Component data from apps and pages
=-=-=
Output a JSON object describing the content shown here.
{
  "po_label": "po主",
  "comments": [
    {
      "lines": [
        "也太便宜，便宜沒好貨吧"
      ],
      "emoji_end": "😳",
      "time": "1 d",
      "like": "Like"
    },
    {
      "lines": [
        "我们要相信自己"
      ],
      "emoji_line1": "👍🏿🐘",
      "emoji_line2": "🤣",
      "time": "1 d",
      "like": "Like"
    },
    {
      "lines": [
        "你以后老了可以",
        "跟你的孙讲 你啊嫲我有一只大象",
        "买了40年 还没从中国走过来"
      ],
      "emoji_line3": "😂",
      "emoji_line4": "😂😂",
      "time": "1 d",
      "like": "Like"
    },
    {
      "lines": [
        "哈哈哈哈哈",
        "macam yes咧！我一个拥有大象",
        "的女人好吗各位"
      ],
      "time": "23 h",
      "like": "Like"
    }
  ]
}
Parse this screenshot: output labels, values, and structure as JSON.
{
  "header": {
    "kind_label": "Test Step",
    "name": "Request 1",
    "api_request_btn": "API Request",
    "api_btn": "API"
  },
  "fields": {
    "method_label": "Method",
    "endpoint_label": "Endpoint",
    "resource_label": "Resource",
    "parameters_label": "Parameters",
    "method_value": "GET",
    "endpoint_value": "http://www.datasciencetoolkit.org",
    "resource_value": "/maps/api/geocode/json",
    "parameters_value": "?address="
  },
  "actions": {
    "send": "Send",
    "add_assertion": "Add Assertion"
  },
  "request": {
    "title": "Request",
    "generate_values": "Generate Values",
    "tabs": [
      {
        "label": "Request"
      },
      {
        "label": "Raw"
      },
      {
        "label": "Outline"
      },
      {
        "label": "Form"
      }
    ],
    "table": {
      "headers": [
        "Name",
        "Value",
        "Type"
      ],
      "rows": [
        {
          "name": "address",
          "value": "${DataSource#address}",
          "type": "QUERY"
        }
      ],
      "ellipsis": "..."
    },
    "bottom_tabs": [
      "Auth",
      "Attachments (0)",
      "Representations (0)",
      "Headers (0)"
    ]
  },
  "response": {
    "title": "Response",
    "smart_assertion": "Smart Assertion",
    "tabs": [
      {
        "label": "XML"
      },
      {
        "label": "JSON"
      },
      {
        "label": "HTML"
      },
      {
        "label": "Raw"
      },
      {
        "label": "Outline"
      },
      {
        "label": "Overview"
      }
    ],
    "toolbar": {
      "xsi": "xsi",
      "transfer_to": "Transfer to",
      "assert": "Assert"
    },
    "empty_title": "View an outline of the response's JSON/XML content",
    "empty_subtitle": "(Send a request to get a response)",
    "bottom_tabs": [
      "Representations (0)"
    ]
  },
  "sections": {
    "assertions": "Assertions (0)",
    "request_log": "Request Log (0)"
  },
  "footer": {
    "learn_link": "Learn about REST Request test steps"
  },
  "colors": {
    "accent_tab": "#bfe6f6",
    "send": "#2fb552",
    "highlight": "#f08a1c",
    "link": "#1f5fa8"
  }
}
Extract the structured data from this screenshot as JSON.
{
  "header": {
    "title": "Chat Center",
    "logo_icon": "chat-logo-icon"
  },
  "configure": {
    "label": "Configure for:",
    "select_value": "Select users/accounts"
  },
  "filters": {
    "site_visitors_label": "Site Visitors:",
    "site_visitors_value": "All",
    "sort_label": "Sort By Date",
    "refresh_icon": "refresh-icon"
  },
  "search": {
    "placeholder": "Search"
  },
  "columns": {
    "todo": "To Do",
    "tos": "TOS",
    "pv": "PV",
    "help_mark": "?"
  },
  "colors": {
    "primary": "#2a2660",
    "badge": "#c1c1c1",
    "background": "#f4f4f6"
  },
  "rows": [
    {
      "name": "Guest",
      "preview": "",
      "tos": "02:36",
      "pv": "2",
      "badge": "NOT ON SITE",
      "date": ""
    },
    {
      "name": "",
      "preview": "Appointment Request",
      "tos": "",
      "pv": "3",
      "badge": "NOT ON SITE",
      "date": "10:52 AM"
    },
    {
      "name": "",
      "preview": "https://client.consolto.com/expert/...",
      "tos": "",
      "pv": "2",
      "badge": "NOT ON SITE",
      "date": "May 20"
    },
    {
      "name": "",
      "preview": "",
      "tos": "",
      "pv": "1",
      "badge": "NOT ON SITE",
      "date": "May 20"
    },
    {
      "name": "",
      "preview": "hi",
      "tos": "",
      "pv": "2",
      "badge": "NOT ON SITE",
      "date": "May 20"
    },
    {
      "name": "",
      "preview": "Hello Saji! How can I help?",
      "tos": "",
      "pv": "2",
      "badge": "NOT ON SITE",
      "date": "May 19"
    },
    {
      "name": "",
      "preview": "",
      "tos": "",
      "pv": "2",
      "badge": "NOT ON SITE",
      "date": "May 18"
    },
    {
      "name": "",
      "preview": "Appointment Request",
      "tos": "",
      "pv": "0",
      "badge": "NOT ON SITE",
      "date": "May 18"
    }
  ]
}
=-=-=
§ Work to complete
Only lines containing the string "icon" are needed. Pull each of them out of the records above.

§ Written reply
    "logo_icon": "chat-logo-icon"
    "refresh_icon": "refresh-icon"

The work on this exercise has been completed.